Acute kidney injury (AKI) is a common complication in critically ill patients. Multiple studies have reported evidence that the main cause of ARF is sepsis, as part of the Multiple Organ Dysfunction Syndrome: up to 50% of septic patients develop acute renal failure. RRT continues to be the standard management for severe acute renal failure, especially in its continuous modality and applied to the septic patient, generally with hemodynamic instability. The presence of SA-AKI (sepsis-associated acute kidney injury) is associated with short-term and long-term adverse events, which include: prolonged hospital stay, the development of chronic kidney disease (CKD), increased cardiovascular risk and increased risk of death. Its presence is even considered a factor with an independent association with mortality and has a higher fatality rate than ARF developed by another etiology.
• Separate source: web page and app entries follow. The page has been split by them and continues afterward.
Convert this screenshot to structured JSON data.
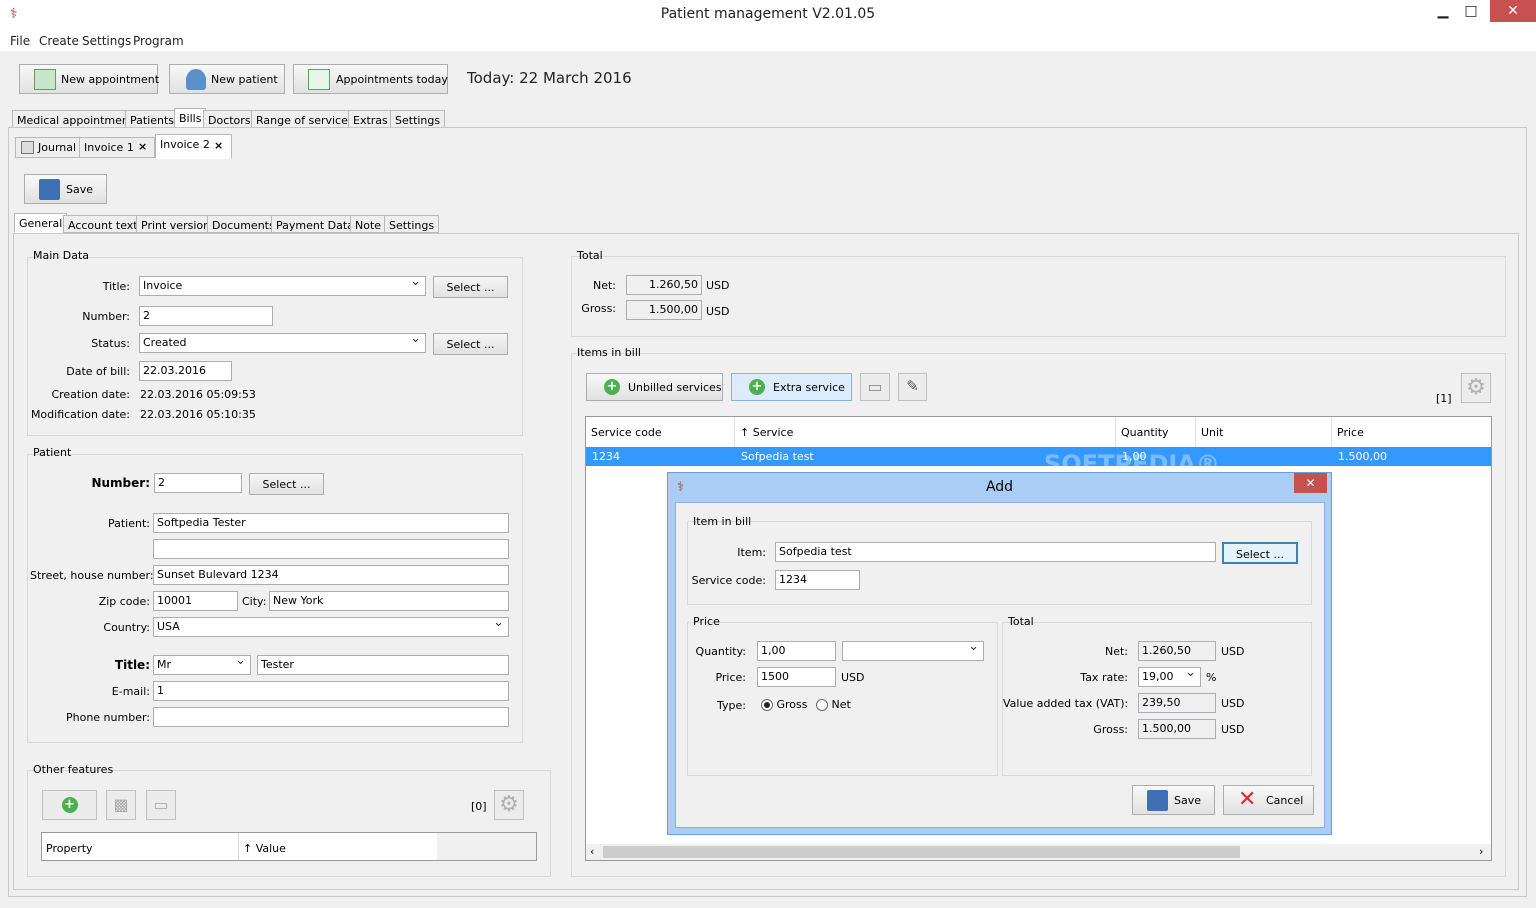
{
  "window": {
    "title": "Patient management V2.01.05",
    "minimize": "▁",
    "maximize": "□",
    "close": "✕"
  },
  "menu": [
    "File",
    "Create",
    "Settings",
    "Program"
  ],
  "toolbar": {
    "new_appointment": "New appointment",
    "new_patient": "New patient",
    "appointments_today": "Appointments today",
    "today": "Today: 22 March 2016"
  },
  "main_tabs": [
    "Medical appointments",
    "Patients",
    "Bills",
    "Doctors",
    "Range of services",
    "Extras",
    "Settings"
  ],
  "doc_tabs": {
    "journal": "Journal",
    "invoice1": "Invoice 1",
    "invoice2": "Invoice 2",
    "close": "×"
  },
  "save_label": "Save",
  "sub_tabs": [
    "General",
    "Account text",
    "Print version",
    "Documents",
    "Payment Data",
    "Note",
    "Settings"
  ],
  "main_data": {
    "legend": "Main Data",
    "title_label": "Title:",
    "title_value": "Invoice",
    "number_label": "Number:",
    "number_value": "2",
    "status_label": "Status:",
    "status_value": "Created",
    "date_label": "Date of bill:",
    "date_value": "22.03.2016",
    "creation_label": "Creation date:",
    "creation_value": "22.03.2016  05:09:53",
    "mod_label": "Modification date:",
    "mod_value": "22.03.2016  05:10:35",
    "select": "Select ..."
  },
  "patient": {
    "legend": "Patient",
    "number_label": "Number:",
    "number_value": "2",
    "patient_label": "Patient:",
    "patient_value": "Softpedia Tester",
    "patient_line2": "",
    "street_label": "Street, house number:",
    "street_value": "Sunset Bulevard 1234",
    "zip_label": "Zip code:",
    "zip_value": "10001",
    "city_label": "City:",
    "city_value": "New York",
    "country_label": "Country:",
    "country_value": "USA",
    "title_label": "Title:",
    "title_value": "Mr",
    "name_value": "Tester",
    "email_label": "E-mail:",
    "email_value": "1",
    "phone_label": "Phone number:",
    "phone_value": "",
    "select": "Select ..."
  },
  "other": {
    "legend": "Other features",
    "count": "[0]",
    "col_property": "Property",
    "col_value": "↑ Value"
  },
  "total": {
    "legend": "Total",
    "net_label": "Net:",
    "net_value": "1.260,50",
    "gross_label": "Gross:",
    "gross_value": "1.500,00",
    "currency": "USD"
  },
  "items": {
    "legend": "Items in bill",
    "unbilled": "Unbilled services",
    "extra": "Extra service",
    "count": "[1]",
    "columns": [
      "Service code",
      "↑ Service",
      "Quantity",
      "Unit",
      "Price"
    ],
    "row": {
      "code": "1234",
      "service": "Sofpedia test",
      "quantity": "1,00",
      "unit": "",
      "price": "1.500,00"
    },
    "watermark": "SOFTPEDIA®"
  },
  "dialog": {
    "title": "Add",
    "close": "✕",
    "item_legend": "Item in bill",
    "item_label": "Item:",
    "item_value": "Sofpedia test",
    "select": "Select ...",
    "code_label": "Service code:",
    "code_value": "1234",
    "price_legend": "Price",
    "qty_label": "Quantity:",
    "qty_value": "1,00",
    "unit_value": "",
    "price_label": "Price:",
    "price_value": "1500",
    "currency": "USD",
    "type_label": "Type:",
    "gross": "Gross",
    "net": "Net",
    "total_legend": "Total",
    "net_label": "Net:",
    "net_value": "1.260,50",
    "tax_label": "Tax rate:",
    "tax_value": "19,00",
    "percent": "%",
    "vat_label": "Value added tax (VAT):",
    "vat_value": "239,50",
    "gross_label": "Gross:",
    "gross_value": "1.500,00",
    "save": "Save",
    "cancel": "Cancel"
  }
}
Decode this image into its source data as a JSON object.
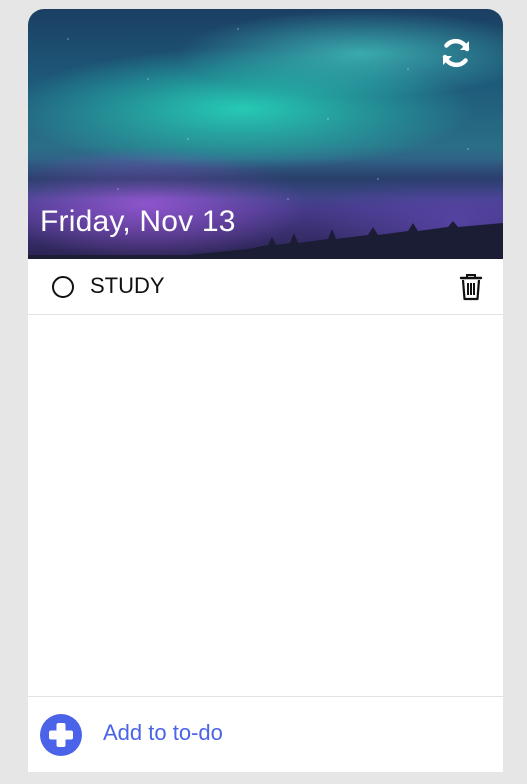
{
  "header": {
    "date_title": "Friday, Nov 13",
    "background_description_icon": "aurora-night-sky-image",
    "refresh_icon": "refresh-icon"
  },
  "todos": [
    {
      "text": "STUDY",
      "completed": false,
      "status_icon": "empty-circle-icon",
      "delete_icon": "trash-icon"
    }
  ],
  "footer": {
    "add_label": "Add to to-do",
    "add_icon": "plus-circle-icon"
  },
  "colors": {
    "accent": "#4a63e8",
    "page_background": "#e6e6e6",
    "card_background": "#ffffff",
    "text": "#111111"
  }
}
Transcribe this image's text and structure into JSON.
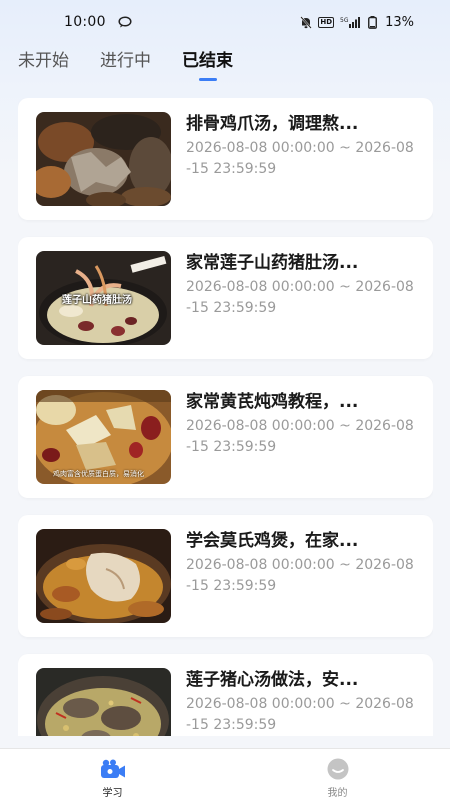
{
  "status_bar": {
    "time": "10:00",
    "network": "5G",
    "battery": "13%"
  },
  "tabs": [
    {
      "label": "未开始"
    },
    {
      "label": "进行中"
    },
    {
      "label": "已结束"
    }
  ],
  "active_tab": "已结束",
  "courses": [
    {
      "title": "排骨鸡爪汤，调理熬...",
      "time": "2026-08-08 00:00:00 ~ 2026-08-15 23:59:59"
    },
    {
      "title": "家常莲子山药猪肚汤...",
      "time": "2026-08-08 00:00:00 ~ 2026-08-15 23:59:59",
      "image_caption": "莲子山药猪肚汤"
    },
    {
      "title": "家常黄芪炖鸡教程，...",
      "time": "2026-08-08 00:00:00 ~ 2026-08-15 23:59:59",
      "image_caption": "鸡肉富含优质蛋白质，易消化"
    },
    {
      "title": "学会莫氏鸡煲，在家...",
      "time": "2026-08-08 00:00:00 ~ 2026-08-15 23:59:59"
    },
    {
      "title": "莲子猪心汤做法，安...",
      "time": "2026-08-08 00:00:00 ~ 2026-08-15 23:59:59"
    }
  ],
  "bottom_nav": [
    {
      "label": "学习",
      "icon": "camera-icon",
      "active": true
    },
    {
      "label": "我的",
      "icon": "profile-icon",
      "active": false
    }
  ],
  "colors": {
    "accent": "#3b7df5",
    "inactive": "#c4c4c4"
  }
}
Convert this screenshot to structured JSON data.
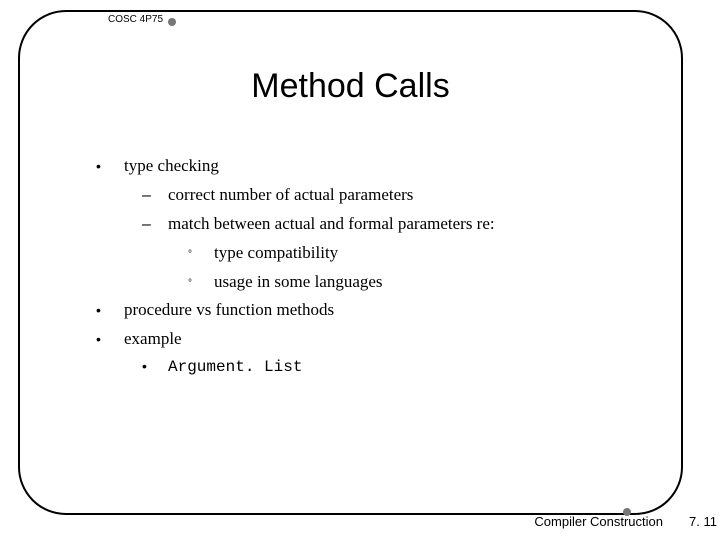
{
  "course": "COSC 4P75",
  "title": "Method Calls",
  "bullets": {
    "b1": "type checking",
    "b1_1": "correct number of actual parameters",
    "b1_2": "match between actual and formal parameters re:",
    "b1_2_1": "type compatibility",
    "b1_2_2": "usage in some languages",
    "b2": "procedure vs function methods",
    "b3": "example",
    "b3_1": "Argument. List"
  },
  "footer": "Compiler Construction",
  "page": "7. 11"
}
Different clinical studies have been developed based on the addition of hemoadsorption membranes to RRT that, although they have not shown significant differences in the reduction of mortality, have impacted secondary outcomes such as the reduction of pro-inflammatory cytokines, decrease in vasopressor support requirements, decrease in serum lactate, significant improvement in the SOFA score, improvement in oxygenation indices and decrease in hospital stay. These benefits are presented without reports of adverse events associated with its use. The oXiris® filter was recently developed: a single high permeability membrane capable of removing cytokines and endotoxins during renal support with the addition of antithrombotic properties. The experience of its use is limited to in vitro studies, case reports, retrospective cohorts and an RCT that provide consistent evidence of its benefits. A longitudinal, bi-directional, observational analytical study is proposed. A case-control study nested in a dynamic cohort will be developed to determine the effect of the use of hemofiltration with a cytokine removal filter (oXiris®) on the decrease in mortality at 28 days of patients with acute kidney injury induced by sepsis. (SA-AKI), as well as the dose of vasopressor support, oxygenation parameters and inflammatory markers.